In 1990, Shaffer said in introducing the discussion, New York State had 1.1 million more jobs than Texas; today, Texas has 1.1 million more than New York. That relative job loss of 2.2 million jobs for New York is “a staggering shift,” he said.

Bitz attributed this decline in New York to consistently uncompetitive legislative races and a “borrow-tax-and-spend government.”

Gallagher attributed some problems in Albany to a lack of public interest. “We’re in trouble now because we’ve never paid attention to what happened here,” Gallagher said. “The way to fix it is to pay more attention and hold representatives more accountable.”

Several panelists said that a widely advocated Medicaid measure, a cap on growth in the counties share of the Medicaid burden, could actually provide little or no relief to business taxpayers in the big picture unless the overall cost of the program is reduced.

A cap alone, Gallagher said, “wouldn’t do anything to decrease Medicaid costs.” He noted that some lawmakers might look to increase taxes to pay for the increase in the state spending that would result if county spending is capped without reductions in overall spending.

McMahon agreed that shifting Medicaid costs to state government would do little to help ease taxpayers burden.

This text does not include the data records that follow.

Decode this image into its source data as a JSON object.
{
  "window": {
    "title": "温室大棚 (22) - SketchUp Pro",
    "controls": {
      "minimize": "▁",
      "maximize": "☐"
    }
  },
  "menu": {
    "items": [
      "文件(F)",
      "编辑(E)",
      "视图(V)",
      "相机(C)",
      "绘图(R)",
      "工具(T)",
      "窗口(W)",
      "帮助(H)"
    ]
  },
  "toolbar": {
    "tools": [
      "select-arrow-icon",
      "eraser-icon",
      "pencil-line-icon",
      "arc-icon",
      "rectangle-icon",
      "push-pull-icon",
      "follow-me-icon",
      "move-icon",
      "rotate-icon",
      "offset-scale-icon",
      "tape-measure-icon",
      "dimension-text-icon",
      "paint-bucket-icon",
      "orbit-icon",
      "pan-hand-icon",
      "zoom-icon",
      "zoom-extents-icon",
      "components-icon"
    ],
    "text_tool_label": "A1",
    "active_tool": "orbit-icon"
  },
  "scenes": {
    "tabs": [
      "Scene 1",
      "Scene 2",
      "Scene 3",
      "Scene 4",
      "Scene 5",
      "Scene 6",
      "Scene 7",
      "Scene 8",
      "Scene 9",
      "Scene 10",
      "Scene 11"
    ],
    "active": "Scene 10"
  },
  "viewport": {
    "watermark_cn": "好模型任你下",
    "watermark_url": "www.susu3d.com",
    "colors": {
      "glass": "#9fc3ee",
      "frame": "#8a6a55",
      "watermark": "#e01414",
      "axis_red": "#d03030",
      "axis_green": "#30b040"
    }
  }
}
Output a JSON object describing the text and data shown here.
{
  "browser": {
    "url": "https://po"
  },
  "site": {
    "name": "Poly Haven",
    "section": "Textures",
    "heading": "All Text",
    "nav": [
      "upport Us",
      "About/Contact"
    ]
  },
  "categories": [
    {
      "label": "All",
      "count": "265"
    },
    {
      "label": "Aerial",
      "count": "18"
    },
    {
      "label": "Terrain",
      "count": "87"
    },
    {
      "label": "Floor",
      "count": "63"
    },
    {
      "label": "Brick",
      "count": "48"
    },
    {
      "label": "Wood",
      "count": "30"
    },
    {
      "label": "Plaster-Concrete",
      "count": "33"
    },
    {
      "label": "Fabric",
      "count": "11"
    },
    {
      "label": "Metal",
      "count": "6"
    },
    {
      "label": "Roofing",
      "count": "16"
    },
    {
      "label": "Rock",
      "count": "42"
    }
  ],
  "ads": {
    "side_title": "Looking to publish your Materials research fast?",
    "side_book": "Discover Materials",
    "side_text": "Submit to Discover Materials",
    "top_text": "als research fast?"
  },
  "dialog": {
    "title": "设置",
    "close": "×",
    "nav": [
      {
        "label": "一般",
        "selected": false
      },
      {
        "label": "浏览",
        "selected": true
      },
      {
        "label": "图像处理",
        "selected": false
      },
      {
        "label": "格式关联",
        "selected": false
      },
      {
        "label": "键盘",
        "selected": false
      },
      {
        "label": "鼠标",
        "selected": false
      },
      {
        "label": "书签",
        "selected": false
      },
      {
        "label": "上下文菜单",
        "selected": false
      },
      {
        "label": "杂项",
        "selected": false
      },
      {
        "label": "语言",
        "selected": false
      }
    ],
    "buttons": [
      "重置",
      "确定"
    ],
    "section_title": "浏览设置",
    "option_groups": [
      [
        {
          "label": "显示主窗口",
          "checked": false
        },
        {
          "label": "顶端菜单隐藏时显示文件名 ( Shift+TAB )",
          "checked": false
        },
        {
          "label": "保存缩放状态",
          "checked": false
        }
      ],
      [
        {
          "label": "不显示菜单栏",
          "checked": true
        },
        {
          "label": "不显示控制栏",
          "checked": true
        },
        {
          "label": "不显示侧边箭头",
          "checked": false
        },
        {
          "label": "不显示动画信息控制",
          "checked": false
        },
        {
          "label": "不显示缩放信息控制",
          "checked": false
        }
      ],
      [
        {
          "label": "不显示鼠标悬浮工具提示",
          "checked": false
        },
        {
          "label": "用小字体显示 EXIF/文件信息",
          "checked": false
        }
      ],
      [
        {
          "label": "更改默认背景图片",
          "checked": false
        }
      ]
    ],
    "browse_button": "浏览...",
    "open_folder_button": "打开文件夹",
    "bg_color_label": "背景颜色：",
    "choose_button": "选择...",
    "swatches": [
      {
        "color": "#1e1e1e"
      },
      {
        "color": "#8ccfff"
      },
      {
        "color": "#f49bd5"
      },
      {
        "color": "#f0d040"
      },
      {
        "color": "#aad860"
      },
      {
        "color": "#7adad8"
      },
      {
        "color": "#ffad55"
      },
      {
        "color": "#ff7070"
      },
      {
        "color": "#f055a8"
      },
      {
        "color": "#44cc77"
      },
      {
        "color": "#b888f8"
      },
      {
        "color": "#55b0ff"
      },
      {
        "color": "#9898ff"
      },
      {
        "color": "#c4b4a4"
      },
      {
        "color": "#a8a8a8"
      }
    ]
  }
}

Most lawmakers would propose an increase on high-wage earners to sustain the added costs, he said.

“It’s not just a problem of who pays but what they are paying for,” Conway agreed. “Medicaid needs real and substantial change to get quality care at affordable prices.” He emphasized that New York's Medicaid spending encourages costly care in hospital emergency rooms, not the more traditional and cost-effective care in physicians' offices.

For real long-term improvements in New York’s fiscal circumstances, New York must emphasize spending reductions at all levels of government, McMahon said.

“Taxes are pervasive and corrosive,” he said.”The solution is to slow government growth. Spending at every level needs to be slowed down.”